## What you are asked to do
Among the lines below, how many have the word "材质浏览器"? The reply is that number alone.

## Data
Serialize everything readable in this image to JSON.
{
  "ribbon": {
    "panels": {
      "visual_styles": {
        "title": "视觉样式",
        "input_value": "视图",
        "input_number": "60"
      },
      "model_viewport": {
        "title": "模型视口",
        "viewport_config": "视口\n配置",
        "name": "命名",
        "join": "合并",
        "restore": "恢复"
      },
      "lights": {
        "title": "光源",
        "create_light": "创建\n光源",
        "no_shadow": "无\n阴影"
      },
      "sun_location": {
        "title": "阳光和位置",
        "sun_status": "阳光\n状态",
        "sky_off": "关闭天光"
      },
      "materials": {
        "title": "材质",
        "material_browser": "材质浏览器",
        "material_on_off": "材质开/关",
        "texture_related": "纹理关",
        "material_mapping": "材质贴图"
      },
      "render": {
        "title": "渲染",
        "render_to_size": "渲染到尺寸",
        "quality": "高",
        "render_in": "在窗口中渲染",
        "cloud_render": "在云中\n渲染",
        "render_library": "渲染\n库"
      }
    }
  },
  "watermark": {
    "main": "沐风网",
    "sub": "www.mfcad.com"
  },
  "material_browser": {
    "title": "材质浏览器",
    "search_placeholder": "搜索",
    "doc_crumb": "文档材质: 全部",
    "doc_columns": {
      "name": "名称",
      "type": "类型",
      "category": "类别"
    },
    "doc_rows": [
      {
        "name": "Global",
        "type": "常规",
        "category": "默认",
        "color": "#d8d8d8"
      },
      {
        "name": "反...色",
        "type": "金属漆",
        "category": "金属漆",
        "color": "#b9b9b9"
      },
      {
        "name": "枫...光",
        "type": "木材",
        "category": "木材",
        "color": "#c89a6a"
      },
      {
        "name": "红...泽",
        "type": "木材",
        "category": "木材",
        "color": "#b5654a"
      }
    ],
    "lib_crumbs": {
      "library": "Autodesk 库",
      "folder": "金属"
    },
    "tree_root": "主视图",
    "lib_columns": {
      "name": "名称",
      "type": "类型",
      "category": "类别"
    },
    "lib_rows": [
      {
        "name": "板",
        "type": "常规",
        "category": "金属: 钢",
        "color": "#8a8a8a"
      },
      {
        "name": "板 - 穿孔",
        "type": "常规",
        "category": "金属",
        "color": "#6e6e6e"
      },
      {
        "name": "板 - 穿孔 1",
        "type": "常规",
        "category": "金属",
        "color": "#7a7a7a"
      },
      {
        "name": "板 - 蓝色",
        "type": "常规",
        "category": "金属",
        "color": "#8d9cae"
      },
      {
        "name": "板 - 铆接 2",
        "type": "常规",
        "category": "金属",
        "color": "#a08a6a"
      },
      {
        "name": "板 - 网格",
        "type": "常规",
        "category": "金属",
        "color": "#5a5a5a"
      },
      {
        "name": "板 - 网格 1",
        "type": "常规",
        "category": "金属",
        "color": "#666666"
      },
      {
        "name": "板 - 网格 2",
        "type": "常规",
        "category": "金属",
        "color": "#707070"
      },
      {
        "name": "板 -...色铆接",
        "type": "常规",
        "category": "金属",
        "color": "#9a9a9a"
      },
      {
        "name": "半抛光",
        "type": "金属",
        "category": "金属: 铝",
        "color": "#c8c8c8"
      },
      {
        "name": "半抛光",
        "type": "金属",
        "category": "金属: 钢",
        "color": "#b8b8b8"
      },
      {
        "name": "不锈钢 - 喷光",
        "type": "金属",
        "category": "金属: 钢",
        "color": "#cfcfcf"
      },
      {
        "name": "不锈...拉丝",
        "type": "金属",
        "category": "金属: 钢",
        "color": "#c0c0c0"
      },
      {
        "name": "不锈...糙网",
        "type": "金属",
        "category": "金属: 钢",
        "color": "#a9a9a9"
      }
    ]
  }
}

## Answer section
2